# WHAT NEEDS TO BE DONE:
Restate the whole listing word for word, missing no line.
• • • • • • •
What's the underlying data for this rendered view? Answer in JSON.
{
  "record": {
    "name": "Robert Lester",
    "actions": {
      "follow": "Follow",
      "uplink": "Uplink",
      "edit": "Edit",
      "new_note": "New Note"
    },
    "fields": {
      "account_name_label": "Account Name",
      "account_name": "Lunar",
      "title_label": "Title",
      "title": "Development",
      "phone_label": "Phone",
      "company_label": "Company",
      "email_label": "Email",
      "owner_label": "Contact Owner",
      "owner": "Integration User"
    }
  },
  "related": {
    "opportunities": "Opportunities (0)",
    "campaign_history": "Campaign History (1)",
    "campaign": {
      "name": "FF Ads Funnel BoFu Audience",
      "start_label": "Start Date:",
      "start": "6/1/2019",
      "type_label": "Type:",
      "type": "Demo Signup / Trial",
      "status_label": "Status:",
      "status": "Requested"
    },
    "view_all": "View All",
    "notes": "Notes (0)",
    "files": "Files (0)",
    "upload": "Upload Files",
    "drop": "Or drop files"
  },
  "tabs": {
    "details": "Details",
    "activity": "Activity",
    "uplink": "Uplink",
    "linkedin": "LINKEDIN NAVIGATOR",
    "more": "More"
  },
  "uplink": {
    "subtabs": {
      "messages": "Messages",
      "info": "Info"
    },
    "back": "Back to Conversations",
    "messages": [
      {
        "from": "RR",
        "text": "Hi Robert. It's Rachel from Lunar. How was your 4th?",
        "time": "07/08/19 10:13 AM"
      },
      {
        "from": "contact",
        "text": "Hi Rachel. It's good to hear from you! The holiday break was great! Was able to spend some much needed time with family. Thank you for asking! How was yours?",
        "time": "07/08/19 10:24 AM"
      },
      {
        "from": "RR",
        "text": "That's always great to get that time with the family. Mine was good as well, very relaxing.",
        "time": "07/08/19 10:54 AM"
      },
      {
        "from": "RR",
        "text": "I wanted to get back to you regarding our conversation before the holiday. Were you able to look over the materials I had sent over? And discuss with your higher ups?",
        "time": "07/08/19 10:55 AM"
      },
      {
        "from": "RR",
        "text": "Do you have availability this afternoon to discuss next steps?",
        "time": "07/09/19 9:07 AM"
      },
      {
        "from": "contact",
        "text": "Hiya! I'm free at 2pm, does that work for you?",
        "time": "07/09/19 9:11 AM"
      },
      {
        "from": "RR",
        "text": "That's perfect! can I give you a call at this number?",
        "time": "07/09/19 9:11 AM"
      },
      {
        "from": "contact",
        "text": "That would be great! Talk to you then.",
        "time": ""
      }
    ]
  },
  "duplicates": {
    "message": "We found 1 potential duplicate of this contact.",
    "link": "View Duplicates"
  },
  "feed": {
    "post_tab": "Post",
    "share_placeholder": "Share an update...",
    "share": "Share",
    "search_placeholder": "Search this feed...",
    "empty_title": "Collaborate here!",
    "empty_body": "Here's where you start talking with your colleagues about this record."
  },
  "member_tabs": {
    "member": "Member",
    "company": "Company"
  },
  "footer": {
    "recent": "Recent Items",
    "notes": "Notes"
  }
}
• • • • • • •
# RESPONSE:
What's the underlying data for this rendered view? Answer in JSON.
{
  "record": {
    "name": "Robert Lester",
    "actions": {
      "follow": "Follow",
      "uplink": "Uplink",
      "edit": "Edit",
      "new_note": "New Note"
    },
    "fields": {
      "account_name_label": "Account Name",
      "account_name": "Lunar",
      "title_label": "Title",
      "title": "Development",
      "phone_label": "Phone",
      "company_label": "Company",
      "email_label": "Email",
      "owner_label": "Contact Owner",
      "owner": "Integration User"
    }
  },
  "related": {
    "opportunities": "Opportunities (0)",
    "campaign_history": "Campaign History (1)",
    "campaign": {
      "name": "FF Ads Funnel BoFu Audience",
      "start_label": "Start Date:",
      "start": "6/1/2019",
      "type_label": "Type:",
      "type": "Demo Signup / Trial",
      "status_label": "Status:",
      "status": "Requested"
    },
    "view_all": "View All",
    "notes": "Notes (0)",
    "files": "Files (0)",
    "upload": "Upload Files",
    "drop": "Or drop files"
  },
  "tabs": {
    "details": "Details",
    "activity": "Activity",
    "uplink": "Uplink",
    "linkedin": "LINKEDIN NAVIGATOR",
    "more": "More"
  },
  "uplink": {
    "subtabs": {
      "messages": "Messages",
      "info": "Info"
    },
    "back": "Back to Conversations",
    "messages": [
      {
        "from": "RR",
        "text": "Hi Robert. It's Rachel from Lunar. How was your 4th?",
        "time": "07/08/19 10:13 AM"
      },
      {
        "from": "contact",
        "text": "Hi Rachel. It's good to hear from you! The holiday break was great! Was able to spend some much needed time with family. Thank you for asking! How was yours?",
        "time": "07/08/19 10:24 AM"
      },
      {
        "from": "RR",
        "text": "That's always great to get that time with the family. Mine was good as well, very relaxing.",
        "time": "07/08/19 10:54 AM"
      },
      {
        "from": "RR",
        "text": "I wanted to get back to you regarding our conversation before the holiday. Were you able to look over the materials I had sent over? And discuss with your higher ups?",
        "time": "07/08/19 10:55 AM"
      },
      {
        "from": "RR",
        "text": "Do you have availability this afternoon to discuss next steps?",
        "time": "07/09/19 9:07 AM"
      },
      {
        "from": "contact",
        "text": "Hiya! I'm free at 2pm, does that work for you?",
        "time": "07/09/19 9:11 AM"
      },
      {
        "from": "RR",
        "text": "That's perfect! can I give you a call at this number?",
        "time": "07/09/19 9:11 AM"
      },
      {
        "from": "contact",
        "text": "That would be great! Talk to you then.",
        "time": ""
      }
    ]
  },
  "duplicates": {
    "message": "We found 1 potential duplicate of this contact.",
    "link": "View Duplicates"
  },
  "feed": {
    "post_tab": "Post",
    "share_placeholder": "Share an update...",
    "share": "Share",
    "search_placeholder": "Search this feed...",
    "empty_title": "Collaborate here!",
    "empty_body": "Here's where you start talking with your colleagues about this record."
  },
  "member_tabs": {
    "member": "Member",
    "company": "Company"
  },
  "footer": {
    "recent": "Recent Items",
    "notes": "Notes"
  }
}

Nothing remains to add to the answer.